Repeat every entry exactly as it appears.

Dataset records
-------------------------
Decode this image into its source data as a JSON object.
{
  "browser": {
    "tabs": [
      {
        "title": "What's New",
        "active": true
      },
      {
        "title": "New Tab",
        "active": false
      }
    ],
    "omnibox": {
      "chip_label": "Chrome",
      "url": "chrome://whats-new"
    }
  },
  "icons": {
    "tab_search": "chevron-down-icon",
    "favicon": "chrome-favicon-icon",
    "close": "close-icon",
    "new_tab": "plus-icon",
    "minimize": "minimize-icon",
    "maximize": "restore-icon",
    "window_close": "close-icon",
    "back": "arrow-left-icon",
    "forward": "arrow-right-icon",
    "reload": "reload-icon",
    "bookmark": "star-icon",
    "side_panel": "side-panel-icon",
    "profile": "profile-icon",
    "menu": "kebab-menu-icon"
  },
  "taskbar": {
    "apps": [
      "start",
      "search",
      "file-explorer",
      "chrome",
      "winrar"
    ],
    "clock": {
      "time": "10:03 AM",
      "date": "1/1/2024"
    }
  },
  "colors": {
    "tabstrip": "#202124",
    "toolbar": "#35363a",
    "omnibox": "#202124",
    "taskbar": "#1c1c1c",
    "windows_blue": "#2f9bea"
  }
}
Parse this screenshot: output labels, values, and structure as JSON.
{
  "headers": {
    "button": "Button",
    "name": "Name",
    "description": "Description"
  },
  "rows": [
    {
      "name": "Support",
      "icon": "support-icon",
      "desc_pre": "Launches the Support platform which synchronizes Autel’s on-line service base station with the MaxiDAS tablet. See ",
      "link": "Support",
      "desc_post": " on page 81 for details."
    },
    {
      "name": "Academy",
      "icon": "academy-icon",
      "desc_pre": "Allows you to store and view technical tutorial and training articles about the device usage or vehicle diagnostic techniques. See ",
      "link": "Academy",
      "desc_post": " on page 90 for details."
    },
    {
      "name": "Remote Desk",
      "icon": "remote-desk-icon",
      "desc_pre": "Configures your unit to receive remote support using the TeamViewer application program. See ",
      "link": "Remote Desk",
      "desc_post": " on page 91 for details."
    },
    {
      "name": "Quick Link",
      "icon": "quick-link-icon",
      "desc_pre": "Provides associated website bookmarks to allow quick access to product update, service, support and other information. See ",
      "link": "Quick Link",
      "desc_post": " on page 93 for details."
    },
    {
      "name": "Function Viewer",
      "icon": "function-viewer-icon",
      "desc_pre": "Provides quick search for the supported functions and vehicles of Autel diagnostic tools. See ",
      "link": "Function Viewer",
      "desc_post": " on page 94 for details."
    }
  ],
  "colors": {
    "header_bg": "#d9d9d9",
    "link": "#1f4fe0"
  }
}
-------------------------
**ANSWER SPACE:**
Decode this image into its source data as a JSON object.
{
  "browser": {
    "tabs": [
      {
        "title": "What's New",
        "active": true
      },
      {
        "title": "New Tab",
        "active": false
      }
    ],
    "omnibox": {
      "chip_label": "Chrome",
      "url": "chrome://whats-new"
    }
  },
  "icons": {
    "tab_search": "chevron-down-icon",
    "favicon": "chrome-favicon-icon",
    "close": "close-icon",
    "new_tab": "plus-icon",
    "minimize": "minimize-icon",
    "maximize": "restore-icon",
    "window_close": "close-icon",
    "back": "arrow-left-icon",
    "forward": "arrow-right-icon",
    "reload": "reload-icon",
    "bookmark": "star-icon",
    "side_panel": "side-panel-icon",
    "profile": "profile-icon",
    "menu": "kebab-menu-icon"
  },
  "taskbar": {
    "apps": [
      "start",
      "search",
      "file-explorer",
      "chrome",
      "winrar"
    ],
    "clock": {
      "time": "10:03 AM",
      "date": "1/1/2024"
    }
  },
  "colors": {
    "tabstrip": "#202124",
    "toolbar": "#35363a",
    "omnibox": "#202124",
    "taskbar": "#1c1c1c",
    "windows_blue": "#2f9bea"
  }
}
Parse this screenshot: output labels, values, and structure as JSON.
{
  "headers": {
    "button": "Button",
    "name": "Name",
    "description": "Description"
  },
  "rows": [
    {
      "name": "Support",
      "icon": "support-icon",
      "desc_pre": "Launches the Support platform which synchronizes Autel’s on-line service base station with the MaxiDAS tablet. See ",
      "link": "Support",
      "desc_post": " on page 81 for details."
    },
    {
      "name": "Academy",
      "icon": "academy-icon",
      "desc_pre": "Allows you to store and view technical tutorial and training articles about the device usage or vehicle diagnostic techniques. See ",
      "link": "Academy",
      "desc_post": " on page 90 for details."
    },
    {
      "name": "Remote Desk",
      "icon": "remote-desk-icon",
      "desc_pre": "Configures your unit to receive remote support using the TeamViewer application program. See ",
      "link": "Remote Desk",
      "desc_post": " on page 91 for details."
    },
    {
      "name": "Quick Link",
      "icon": "quick-link-icon",
      "desc_pre": "Provides associated website bookmarks to allow quick access to product update, service, support and other information. See ",
      "link": "Quick Link",
      "desc_post": " on page 93 for details."
    },
    {
      "name": "Function Viewer",
      "icon": "function-viewer-icon",
      "desc_pre": "Provides quick search for the supported functions and vehicles of Autel diagnostic tools. See ",
      "link": "Function Viewer",
      "desc_post": " on page 94 for details."
    }
  ],
  "colors": {
    "header_bg": "#d9d9d9",
    "link": "#1f4fe0"
  }
}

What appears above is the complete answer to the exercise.